Previously published projections showed the population of England as a whole is expected to rise by more than four million over a decade to reach 58.4 million in 2024.
Nine out of the 10 local authorities with the highest projected population growth between mid-2014 and mid-2024 were in London.
Projected change for local authorities ranged from a fall of 4.3% in Barrow-in-Furness, Cumbria, to growth of 25.1% for Tower Hamlets in east London over the 10 years.
The number of local authorities in England where more than a quarter of the population are aged 65 and over is projected to increase from 28 out of 326 in mid-2014 to 84 areas in mid-2024, the report added.
Suzie Dunsmith, of the Population Projections Unit, Office for National Statistics, said: "All regions of England are projected to see an increase in their population size over the next decade, with London, the East of England and South East projected to grow faster than the country as a whole.
"The population is also ageing with all regions seeing a faster growth in those aged 65 and over than in younger age groups."
Simon Ross, chief executive of the charity Population Matters, described the figures as "a wake-up call".
He added: "High rates of population growth are projected across many of England's regions. This has substantial implications: we will be struggling even harder for school places, health services will be further stretched and the housing crisis will spiral even further out of control.
"And if these projections are right, it is not only affordability and quality of life that will suffer, but air quality, biodiversity and the wider environment.
"Policy makers must sit up and take notice. More must be done to educate, inform and raise awareness about the benefits of sustainable population and family size."
Alp Mehmet, vice chairman of campaign group Migration Watch UK, said: "The population of England is projected to grow by 4.1 million over the next 10 years, the majority of which is down to the effects of international migration.

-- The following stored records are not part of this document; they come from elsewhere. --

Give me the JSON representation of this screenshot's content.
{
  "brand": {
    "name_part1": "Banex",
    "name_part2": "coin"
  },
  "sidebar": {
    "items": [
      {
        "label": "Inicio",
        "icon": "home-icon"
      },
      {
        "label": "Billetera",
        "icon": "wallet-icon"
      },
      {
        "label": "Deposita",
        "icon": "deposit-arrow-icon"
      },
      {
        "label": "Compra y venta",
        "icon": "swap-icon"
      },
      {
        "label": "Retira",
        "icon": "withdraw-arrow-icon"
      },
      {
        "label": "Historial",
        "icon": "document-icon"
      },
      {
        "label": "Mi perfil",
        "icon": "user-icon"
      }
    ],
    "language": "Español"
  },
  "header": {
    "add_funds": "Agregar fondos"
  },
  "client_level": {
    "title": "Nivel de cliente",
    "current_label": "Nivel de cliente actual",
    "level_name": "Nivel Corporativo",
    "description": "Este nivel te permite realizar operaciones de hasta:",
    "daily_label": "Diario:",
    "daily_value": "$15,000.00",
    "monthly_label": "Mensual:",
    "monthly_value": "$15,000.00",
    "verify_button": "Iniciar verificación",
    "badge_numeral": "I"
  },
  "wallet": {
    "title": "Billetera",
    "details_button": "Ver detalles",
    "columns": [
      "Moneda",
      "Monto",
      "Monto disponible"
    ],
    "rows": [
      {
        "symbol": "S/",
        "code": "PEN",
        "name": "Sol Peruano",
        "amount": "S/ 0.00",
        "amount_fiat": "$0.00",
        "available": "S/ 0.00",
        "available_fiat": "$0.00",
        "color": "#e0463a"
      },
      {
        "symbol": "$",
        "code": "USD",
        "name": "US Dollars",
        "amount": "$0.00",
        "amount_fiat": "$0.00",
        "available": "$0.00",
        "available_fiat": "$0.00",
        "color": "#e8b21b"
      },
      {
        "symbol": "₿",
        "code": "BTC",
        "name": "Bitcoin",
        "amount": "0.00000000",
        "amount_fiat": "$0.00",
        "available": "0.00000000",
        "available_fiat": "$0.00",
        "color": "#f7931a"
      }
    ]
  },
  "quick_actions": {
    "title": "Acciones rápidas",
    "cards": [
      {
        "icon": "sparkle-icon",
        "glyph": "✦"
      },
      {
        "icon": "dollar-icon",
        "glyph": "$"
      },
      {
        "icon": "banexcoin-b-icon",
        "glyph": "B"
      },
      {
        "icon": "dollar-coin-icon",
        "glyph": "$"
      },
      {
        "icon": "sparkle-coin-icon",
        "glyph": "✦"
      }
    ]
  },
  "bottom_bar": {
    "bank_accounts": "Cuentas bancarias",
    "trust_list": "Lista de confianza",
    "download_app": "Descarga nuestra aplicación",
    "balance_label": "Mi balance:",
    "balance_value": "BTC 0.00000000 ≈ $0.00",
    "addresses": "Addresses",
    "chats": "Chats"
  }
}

"The country is already facing a housing crisis and there is huge pressure on GP services. Meanwhile there is projected to be a shortfall in primary school places in the very near future. These figures can only make a bad situation a whole lot worse."